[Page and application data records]

------------------------

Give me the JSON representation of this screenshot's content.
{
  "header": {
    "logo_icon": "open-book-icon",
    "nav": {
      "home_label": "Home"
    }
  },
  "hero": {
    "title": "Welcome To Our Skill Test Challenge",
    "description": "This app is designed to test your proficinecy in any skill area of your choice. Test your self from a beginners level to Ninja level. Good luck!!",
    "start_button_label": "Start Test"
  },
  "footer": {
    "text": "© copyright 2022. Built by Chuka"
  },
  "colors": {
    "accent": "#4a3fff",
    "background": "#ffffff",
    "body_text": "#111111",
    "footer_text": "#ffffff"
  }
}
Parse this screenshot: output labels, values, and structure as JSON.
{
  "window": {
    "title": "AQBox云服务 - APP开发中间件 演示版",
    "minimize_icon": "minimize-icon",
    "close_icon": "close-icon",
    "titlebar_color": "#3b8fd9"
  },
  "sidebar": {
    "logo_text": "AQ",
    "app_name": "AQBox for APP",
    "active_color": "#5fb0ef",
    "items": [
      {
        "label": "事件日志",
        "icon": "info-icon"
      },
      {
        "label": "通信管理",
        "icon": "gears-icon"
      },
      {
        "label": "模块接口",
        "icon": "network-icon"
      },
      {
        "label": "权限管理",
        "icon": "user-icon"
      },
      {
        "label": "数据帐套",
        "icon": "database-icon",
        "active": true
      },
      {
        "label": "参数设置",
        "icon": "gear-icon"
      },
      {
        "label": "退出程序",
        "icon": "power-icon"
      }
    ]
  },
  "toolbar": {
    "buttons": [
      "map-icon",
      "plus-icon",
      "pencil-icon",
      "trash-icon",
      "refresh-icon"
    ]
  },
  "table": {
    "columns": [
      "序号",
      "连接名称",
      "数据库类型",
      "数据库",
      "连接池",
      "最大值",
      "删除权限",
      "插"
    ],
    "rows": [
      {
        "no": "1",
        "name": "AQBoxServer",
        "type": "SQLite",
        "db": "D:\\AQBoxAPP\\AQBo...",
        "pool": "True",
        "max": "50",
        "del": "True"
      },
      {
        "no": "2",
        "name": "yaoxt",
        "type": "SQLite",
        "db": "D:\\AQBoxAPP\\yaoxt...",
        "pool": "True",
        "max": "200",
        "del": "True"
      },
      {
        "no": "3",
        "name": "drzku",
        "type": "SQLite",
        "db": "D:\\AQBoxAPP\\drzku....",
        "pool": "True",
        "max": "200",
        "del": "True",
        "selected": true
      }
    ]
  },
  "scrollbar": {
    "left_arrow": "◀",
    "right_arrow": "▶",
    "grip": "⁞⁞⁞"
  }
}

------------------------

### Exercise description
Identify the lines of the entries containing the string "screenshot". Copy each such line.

### The completed task
Give me the JSON representation of this screenshot's content.
Parse this screenshot: output labels, values, and structure as JSON.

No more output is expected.